The Reason Fresh Fruit And Vegetable Prices Are Skyrocketing

The latest wave of Coronavirus is slowly starting to recede in many areas, but prices at the grocery store are still soaring. Significant retail price increases can be found on every aisle; sticker shock was first felt in the meat and dairy departments, and now fresh produce prices are starting to climb, according to The Washington Post. The usual culprits are to blame for some of the price increases, but there are some additional, unexpected reasons that will cause us to shell out more green for our greens.

You've heard this sad song before: prices are going up at grocery stores and restaurants. Pandemic-caused labor shortages are causing supply chain issues, high prices at the gas pump have increased transportation costs, and demand for many products just can't be met. (Even food banks have not been spared from COVID-19 related problems.) The price-per-pound of vegetables shot up almost 20% from December 2020 to 2021, shares The Washington Post, and fresh fruit increased by 10% over the same period. When inflation starts to creep over 5%, grocery stores can no longer absorb the cost and raise prices.

From late 2020 to 2021, Winsight Grocery Business reported a 24% increase in wholesale fruit prices and about 12% for wholesale vegetables. An apple a day keeps the doctor away, but when the cost of that apple has increased by 20%, consumers might have to stretch their supply.

What other factors are raising the price of fresh produce?

After two years of dealing with pandemic-related inflation, consumers have become acquainted with the usual suspects causing high prices at the grocery store. Some emerging factors at play can shed some light on why the cost of fresh produce has risen so quickly over the past year and if there's a light at the end of this expensive tunnel.

According to Naturally Savvy, the primary producers of fresh produce in North America are South America, Mexico, Florida, and California. The cost of crops from these areas is dependent on weather conditions, the price of pesticides and fertilizers, and production and transportation costs. The Washington Post reports that an increase in the minimum wage in Mexico and new inspection programs implemented at the U.S.-Mexico border have caused a spike in production costs that have added to the increase in prices.

People living in the U.S. have also altered their eating habits during the pandemic, opting for healthier foods that they can prepare at home (per CNBC). An increased preference for "superfoods" has caused a high demand for fresh produce, and producers can't keep up.

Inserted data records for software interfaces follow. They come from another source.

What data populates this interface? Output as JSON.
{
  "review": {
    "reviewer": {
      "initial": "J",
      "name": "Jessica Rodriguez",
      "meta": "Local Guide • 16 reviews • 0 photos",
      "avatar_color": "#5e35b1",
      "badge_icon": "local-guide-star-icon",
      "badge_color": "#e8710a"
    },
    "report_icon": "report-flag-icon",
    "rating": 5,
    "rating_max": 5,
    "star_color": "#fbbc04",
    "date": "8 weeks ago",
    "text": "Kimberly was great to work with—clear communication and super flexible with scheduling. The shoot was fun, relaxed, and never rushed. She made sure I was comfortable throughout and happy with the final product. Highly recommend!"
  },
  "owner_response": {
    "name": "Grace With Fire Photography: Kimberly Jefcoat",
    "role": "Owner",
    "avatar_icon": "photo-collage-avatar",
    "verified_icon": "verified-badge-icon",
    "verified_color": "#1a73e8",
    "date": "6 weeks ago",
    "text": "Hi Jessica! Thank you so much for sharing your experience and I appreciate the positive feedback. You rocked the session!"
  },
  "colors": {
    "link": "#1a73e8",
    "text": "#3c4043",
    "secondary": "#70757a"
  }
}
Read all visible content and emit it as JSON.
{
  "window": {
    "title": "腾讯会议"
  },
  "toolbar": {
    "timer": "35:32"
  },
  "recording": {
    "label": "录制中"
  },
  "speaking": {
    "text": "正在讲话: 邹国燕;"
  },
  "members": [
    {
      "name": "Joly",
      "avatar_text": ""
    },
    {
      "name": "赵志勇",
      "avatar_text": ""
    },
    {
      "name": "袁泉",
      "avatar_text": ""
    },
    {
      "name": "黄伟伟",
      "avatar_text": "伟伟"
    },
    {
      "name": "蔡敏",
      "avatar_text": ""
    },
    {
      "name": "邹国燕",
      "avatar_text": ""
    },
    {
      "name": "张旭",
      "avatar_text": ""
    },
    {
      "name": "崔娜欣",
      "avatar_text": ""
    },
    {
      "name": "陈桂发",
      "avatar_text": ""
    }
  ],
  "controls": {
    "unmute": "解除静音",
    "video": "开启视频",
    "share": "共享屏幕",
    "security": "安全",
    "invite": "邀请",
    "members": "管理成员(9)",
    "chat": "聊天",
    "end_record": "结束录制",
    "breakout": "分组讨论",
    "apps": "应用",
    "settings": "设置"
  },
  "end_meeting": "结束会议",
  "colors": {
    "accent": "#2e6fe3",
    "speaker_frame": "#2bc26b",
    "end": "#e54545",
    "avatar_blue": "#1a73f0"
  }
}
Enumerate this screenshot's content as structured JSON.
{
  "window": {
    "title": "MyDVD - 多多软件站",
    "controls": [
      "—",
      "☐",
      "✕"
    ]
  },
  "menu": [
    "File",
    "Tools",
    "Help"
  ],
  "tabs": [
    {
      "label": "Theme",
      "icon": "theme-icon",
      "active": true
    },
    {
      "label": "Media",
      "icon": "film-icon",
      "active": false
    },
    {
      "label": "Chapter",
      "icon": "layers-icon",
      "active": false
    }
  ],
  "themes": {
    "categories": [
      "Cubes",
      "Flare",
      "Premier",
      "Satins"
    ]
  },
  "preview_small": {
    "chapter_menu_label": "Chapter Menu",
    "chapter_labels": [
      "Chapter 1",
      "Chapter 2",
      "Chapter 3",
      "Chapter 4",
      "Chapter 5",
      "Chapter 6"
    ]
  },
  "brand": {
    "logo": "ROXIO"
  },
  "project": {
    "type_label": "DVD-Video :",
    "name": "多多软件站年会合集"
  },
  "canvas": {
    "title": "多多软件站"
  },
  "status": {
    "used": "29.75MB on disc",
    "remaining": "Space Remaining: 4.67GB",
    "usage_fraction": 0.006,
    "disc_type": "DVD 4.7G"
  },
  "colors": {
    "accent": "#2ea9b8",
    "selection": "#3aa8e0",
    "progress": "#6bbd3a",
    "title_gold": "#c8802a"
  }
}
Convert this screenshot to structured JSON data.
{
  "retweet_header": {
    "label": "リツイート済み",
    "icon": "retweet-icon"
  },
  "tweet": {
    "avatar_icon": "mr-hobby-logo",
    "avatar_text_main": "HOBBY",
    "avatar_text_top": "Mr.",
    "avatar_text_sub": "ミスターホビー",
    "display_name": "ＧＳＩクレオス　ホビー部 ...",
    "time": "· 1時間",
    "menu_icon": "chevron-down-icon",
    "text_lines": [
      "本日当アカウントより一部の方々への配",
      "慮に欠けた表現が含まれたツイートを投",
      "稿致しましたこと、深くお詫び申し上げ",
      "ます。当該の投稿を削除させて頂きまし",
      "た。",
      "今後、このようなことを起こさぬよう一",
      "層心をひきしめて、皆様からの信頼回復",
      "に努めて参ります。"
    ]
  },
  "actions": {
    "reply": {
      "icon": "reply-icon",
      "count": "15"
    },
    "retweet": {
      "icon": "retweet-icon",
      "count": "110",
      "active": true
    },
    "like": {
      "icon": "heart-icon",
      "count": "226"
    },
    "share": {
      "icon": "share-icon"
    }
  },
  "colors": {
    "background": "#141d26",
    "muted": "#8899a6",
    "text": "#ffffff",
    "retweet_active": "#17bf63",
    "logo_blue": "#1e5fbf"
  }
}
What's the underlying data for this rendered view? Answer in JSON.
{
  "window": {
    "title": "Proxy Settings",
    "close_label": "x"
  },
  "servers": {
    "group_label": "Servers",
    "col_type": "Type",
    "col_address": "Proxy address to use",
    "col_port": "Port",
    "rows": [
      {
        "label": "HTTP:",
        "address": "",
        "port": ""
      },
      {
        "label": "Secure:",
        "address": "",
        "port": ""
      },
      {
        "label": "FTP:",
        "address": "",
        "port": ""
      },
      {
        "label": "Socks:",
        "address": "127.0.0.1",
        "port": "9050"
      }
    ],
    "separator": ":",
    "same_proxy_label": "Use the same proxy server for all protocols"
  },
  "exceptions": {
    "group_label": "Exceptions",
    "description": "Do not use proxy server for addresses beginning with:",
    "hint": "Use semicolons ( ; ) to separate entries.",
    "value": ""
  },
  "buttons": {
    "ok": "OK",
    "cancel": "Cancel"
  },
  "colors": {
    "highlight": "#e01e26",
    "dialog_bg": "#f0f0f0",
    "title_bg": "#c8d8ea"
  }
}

Is there hope for our grocery budgets? The Wall Street Journal predicts price increases on imported foods and heavier produce ranging from 2% to 20% in 2022. Experts say that if there is any decrease in prices, it will be very gradual.